Aside from the poundage gain being incorrect (it’s actually 1#, on average …but people don’t lose it!), most of the advice given is, well, standard and uninspired.
It’s just the opposite of Pete Wells’ scathing restaurant review of Guy Fieri’s 600 seat Times Square emporium. (I love Diners, Drive-Ins and Dives, and find the stories of the owners/chefs inspiring, and would happily take the show as a gig. Including the Camaro).
Holiday standard advice: eat less cheesecake, cookies, pie. Don’t chug the eggnog, and go easy on the mashed potatoes and gravy. Take small portions, Use one plate, Limit high fat items. Drink lots of water between bites. Go for a walk before and after dinner. Give leftovers away. Don’t go to the party hungry.

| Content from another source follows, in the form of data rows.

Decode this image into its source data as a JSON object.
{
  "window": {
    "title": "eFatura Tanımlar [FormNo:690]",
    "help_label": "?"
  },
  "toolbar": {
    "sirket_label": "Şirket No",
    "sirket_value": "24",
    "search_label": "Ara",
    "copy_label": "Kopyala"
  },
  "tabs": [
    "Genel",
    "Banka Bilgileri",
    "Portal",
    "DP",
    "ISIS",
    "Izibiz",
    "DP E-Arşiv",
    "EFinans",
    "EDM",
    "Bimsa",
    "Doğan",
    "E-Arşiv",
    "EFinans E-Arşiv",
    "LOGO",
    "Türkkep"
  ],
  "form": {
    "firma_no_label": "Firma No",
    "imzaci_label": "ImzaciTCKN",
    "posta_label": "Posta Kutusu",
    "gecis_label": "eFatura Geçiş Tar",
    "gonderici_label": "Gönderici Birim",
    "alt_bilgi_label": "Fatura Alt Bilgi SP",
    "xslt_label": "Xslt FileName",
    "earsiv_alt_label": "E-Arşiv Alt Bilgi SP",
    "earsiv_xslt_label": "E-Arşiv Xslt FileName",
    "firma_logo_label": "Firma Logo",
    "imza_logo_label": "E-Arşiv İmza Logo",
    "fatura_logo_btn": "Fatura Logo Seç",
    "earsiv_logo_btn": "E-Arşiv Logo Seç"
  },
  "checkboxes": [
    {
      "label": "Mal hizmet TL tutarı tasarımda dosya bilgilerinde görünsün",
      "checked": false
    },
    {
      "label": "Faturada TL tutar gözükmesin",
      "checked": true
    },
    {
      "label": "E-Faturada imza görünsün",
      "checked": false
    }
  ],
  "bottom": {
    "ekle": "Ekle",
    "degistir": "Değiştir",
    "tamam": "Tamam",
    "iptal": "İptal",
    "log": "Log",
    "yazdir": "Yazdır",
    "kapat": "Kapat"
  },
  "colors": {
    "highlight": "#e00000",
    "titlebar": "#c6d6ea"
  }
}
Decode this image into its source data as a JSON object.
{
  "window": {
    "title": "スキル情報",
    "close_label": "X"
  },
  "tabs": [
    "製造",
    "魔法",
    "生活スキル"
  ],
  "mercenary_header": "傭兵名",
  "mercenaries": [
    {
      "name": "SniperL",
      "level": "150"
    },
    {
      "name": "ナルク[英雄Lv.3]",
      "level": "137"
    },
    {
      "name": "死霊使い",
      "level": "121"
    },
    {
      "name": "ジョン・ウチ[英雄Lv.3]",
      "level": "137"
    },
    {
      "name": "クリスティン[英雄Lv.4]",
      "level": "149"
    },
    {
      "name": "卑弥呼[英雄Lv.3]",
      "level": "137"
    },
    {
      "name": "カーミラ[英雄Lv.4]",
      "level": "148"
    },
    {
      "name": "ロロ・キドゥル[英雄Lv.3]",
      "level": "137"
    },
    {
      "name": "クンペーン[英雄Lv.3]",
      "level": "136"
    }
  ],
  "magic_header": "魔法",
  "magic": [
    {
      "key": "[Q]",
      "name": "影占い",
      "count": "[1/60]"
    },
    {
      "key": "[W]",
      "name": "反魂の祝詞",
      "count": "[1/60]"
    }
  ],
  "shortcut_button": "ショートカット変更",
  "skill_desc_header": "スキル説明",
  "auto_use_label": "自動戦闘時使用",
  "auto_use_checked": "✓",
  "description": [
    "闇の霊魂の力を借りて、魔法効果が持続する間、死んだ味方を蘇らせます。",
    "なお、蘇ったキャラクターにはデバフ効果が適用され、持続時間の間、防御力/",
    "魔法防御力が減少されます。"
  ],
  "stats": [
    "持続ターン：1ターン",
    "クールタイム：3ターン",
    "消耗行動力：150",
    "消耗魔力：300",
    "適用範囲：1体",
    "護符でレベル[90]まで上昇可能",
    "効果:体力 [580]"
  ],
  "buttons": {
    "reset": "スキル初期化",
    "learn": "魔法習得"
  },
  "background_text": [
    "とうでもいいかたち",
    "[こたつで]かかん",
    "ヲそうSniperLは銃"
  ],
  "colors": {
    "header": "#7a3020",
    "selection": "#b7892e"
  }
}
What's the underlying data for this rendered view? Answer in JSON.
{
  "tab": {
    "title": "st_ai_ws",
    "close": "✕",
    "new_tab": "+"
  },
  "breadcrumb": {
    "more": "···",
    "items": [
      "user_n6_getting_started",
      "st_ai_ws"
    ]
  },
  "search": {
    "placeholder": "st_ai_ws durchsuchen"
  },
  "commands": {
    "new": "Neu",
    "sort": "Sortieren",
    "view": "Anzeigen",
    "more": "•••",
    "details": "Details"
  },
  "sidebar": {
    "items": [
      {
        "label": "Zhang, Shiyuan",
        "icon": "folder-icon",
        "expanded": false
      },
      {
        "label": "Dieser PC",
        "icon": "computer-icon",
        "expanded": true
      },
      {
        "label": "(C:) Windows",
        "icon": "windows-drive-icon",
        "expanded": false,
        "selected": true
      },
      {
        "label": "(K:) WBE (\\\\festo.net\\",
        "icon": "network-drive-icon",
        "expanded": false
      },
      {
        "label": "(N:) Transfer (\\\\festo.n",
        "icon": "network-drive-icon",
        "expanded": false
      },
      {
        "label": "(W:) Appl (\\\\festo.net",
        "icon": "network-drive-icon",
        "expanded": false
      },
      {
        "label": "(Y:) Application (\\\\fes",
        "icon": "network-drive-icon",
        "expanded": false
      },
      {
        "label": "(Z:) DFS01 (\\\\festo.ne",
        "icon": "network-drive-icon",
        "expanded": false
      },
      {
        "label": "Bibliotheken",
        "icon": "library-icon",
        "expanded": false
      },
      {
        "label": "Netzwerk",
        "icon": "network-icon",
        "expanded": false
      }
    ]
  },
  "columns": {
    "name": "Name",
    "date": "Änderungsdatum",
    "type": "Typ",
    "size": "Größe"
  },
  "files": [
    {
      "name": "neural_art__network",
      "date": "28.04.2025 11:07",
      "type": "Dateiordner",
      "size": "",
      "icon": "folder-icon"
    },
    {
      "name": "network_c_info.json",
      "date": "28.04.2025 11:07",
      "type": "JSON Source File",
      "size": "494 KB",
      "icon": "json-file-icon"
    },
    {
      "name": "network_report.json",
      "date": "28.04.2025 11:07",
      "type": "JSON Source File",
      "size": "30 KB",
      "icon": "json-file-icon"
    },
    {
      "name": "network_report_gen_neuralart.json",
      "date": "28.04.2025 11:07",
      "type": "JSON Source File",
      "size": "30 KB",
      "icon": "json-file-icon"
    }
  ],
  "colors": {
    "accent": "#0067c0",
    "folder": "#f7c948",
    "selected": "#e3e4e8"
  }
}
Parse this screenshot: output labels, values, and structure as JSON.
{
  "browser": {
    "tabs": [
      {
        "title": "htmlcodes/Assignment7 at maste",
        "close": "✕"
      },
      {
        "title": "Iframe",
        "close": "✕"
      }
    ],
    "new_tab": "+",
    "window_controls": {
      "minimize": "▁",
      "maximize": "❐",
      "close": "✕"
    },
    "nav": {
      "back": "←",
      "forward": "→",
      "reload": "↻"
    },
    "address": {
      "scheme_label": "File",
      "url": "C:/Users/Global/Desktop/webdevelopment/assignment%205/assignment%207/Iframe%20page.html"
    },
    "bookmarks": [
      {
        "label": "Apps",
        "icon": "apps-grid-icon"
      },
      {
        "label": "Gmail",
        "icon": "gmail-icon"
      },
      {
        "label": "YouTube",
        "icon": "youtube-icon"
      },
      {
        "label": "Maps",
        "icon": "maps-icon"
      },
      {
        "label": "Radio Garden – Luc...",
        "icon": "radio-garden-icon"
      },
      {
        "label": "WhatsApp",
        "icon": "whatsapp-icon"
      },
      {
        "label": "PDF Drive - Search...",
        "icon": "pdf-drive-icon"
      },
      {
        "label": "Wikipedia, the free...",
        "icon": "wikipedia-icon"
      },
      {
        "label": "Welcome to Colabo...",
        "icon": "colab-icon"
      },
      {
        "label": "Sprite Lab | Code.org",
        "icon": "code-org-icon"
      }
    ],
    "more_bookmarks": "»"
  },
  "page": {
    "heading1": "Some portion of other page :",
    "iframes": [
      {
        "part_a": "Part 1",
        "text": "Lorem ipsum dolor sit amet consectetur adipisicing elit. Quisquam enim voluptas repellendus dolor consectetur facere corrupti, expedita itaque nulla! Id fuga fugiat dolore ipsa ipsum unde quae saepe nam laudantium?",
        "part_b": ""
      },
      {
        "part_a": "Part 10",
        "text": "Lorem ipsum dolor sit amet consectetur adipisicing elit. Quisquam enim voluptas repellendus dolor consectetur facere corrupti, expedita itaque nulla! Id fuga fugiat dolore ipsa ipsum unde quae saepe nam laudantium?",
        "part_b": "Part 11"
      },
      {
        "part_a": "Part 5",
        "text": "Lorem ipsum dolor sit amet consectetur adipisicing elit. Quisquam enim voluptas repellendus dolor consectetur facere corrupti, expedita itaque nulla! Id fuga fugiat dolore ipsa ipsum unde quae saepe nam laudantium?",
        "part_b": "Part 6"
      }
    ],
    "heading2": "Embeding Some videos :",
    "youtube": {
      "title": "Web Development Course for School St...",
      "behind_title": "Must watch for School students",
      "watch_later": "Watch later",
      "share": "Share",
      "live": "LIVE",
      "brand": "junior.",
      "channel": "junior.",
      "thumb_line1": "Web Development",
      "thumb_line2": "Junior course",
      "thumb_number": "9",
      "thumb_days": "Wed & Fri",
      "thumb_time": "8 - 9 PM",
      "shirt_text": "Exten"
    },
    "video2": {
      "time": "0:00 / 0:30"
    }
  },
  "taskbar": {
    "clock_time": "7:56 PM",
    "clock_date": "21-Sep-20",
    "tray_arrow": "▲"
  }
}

Eat a few nuts before you get there.
(For the record, if you chug eggnog, not only can’t you taste it, but you can’t taste much of anything for the next hour or so: it’s like parafin for tastebuds).
Sure, the standard advice is sensible. But it’s also just the opposite of feastingand feasting is what a special holiday meal is all about.
IMO, healthier holiday eating is about planning the feast you’ll eat, anticipating the joy of eating, actually savoring it thoroughly and then, the next day, getting back on your healthy life program and enjoying the memory of the feast.
Mankind has always had blow the top off feasting events, because food was scarce and people want to celebrate when it’s not. And now, when high calorie, low nutrient food is abundant, we’ve lost that special feeling. Recovering it is important. Just not every day or every week or every month. Because then, it wouldn’t be nearly as special.